(Dataset rows describing interfaces)
====

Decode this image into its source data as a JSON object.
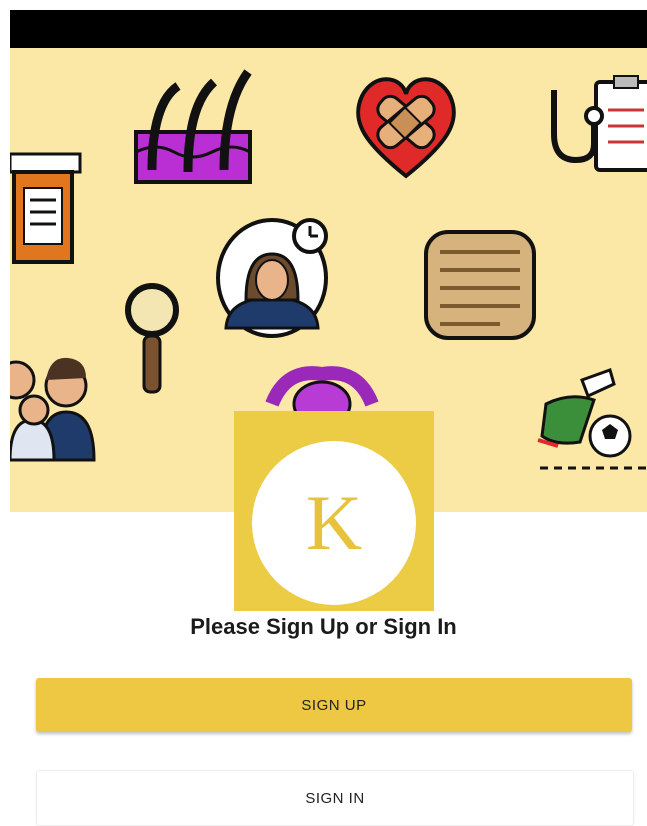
{
  "hero": {
    "icons": [
      "hair-follicle-icon",
      "heart-bandage-icon",
      "stethoscope-clipboard-icon",
      "pill-bottle-icon",
      "sleeping-woman-clock-icon",
      "intestines-icon",
      "magnifier-icon",
      "family-icon",
      "uterus-icon",
      "soccer-injury-icon"
    ]
  },
  "logo": {
    "letter": "K"
  },
  "prompt": "Please Sign Up or Sign In",
  "buttons": {
    "sign_up": "SIGN UP",
    "sign_in": "SIGN IN"
  },
  "colors": {
    "accent": "#eec743",
    "hero_bg": "#fbe8a6"
  }
}
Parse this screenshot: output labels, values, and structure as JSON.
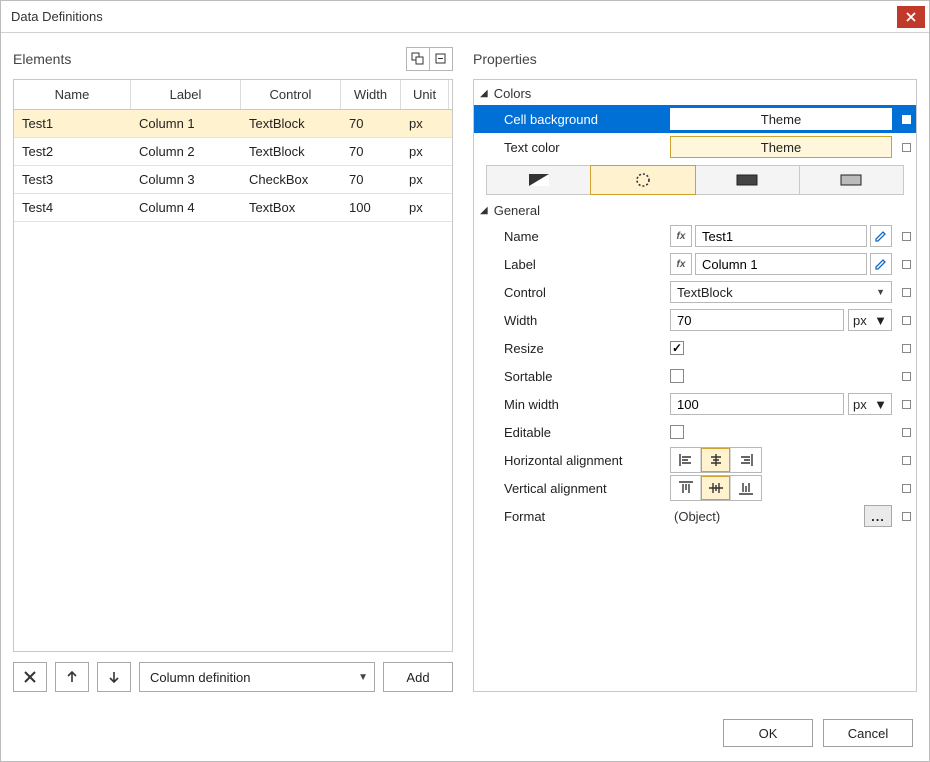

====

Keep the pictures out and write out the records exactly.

• SOLUTION:
Decode this image into its source data as a JSON object.
{
  "hero": {
    "icons": [
      "hair-follicle-icon",
      "heart-bandage-icon",
      "stethoscope-clipboard-icon",
      "pill-bottle-icon",
      "sleeping-woman-clock-icon",
      "intestines-icon",
      "magnifier-icon",
      "family-icon",
      "uterus-icon",
      "soccer-injury-icon"
    ]
  },
  "logo": {
    "letter": "K"
  },
  "prompt": "Please Sign Up or Sign In",
  "buttons": {
    "sign_up": "SIGN UP",
    "sign_in": "SIGN IN"
  },
  "colors": {
    "accent": "#eec743",
    "hero_bg": "#fbe8a6"
  }
}
Parse this screenshot: output labels, values, and structure as JSON.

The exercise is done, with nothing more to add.